Oh, and we’re changing the name of our “Tell it To the Cubs” luncheons.  Let’s try “Tell it To the Cubs Without Calling Me a Douchebag” luncheon this year.  Deal?

Last year, season ticket holders used the Web site to access tickets for the NHL Winter Classic, Cubs spring training games, concerts and our exhibition games in new Yankee Stadium. We will continue providing you with early access to all of our special events in 2010.

Remember how we offered up like 200 tickets for the Winter Classic?  And this year we’re having a huge concert again.  If you thought Rascal Flatts was awesome, just wait until you see Hall and Oates rock the ivy!

Renewal Process
We hope you will continue your support of Cubs baseball by renewing your season tickets for 2010. To do so, please return the enclosed renewal form to us by mail or fax on or before December 18, 2009, or send us an e-mail at stating you intend to renew. A deposit is not required at this time but payment in full is due by January 8, 2010.

You don’t need to give us a deposit, just pay the whole damned thing in the next five weeks or we’ll give them to one of the 120,000 morons who want a crack at your seats.  Oh, and feel free to use the Square D fax line in the booth to send in your check.  Isn’t technology grand?

To retain your seats, it is imperative we hear from you by December 18, 2009.

If you don’t call, fax or e-mail us by then well, we’ll have no choice but to either sell your tickets to somebody else or charge you double to get them back.  I’m not even making this up!  It sounds like I am, but I’m not.  Tee hee, tee hee!

Please also provide your updated email address at your convenience at Your email address is the most efficient way to communicate with you regarding Cubs news and in-season updates, including changes in game times.

Please give us your e-mail address, because we make pretty good money selling it to Peter Francis Geraci and to any number of boner pill companies.

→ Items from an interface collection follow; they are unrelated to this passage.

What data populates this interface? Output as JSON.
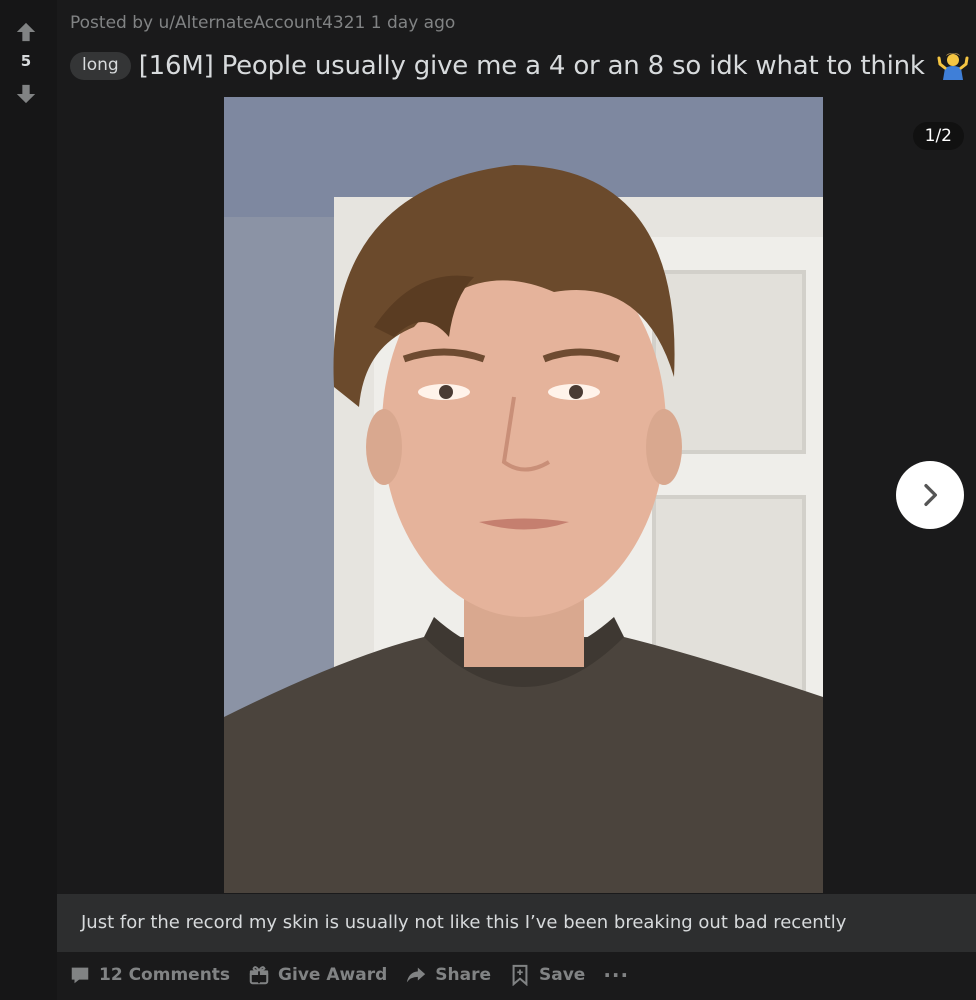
{
  "vote": {
    "score": "5"
  },
  "post": {
    "posted_by": "Posted by u/AlternateAccount4321 1 day ago",
    "flair": "long",
    "title": "[16M] People usually give me a 4 or an 8 so idk what to think",
    "media_counter": "1/2",
    "caption": "Just for the record my skin is usually not like this I’ve been breaking out bad recently"
  },
  "actions": {
    "comments": "12 Comments",
    "award": "Give Award",
    "share": "Share",
    "save": "Save",
    "more": "···"
  },
  "colors": {
    "background": "#1a1a1b",
    "text": "#d7dadc",
    "muted": "#818384",
    "caption_bg": "#2d2e2f"
  }
}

Once again, thank you for supporting the Chicago Cubs. We are committed to earning your loyalty in everything we do. Please do not hesitate to contact your Ticket Office representative if you have any questions.

Thanks for gleefully taking it up the rump again this year.  And don’t call me, call Mark McGuire.  I’m too busy trying to bill a condo in Naples, Florida to the Rickettses.

Crane Kenney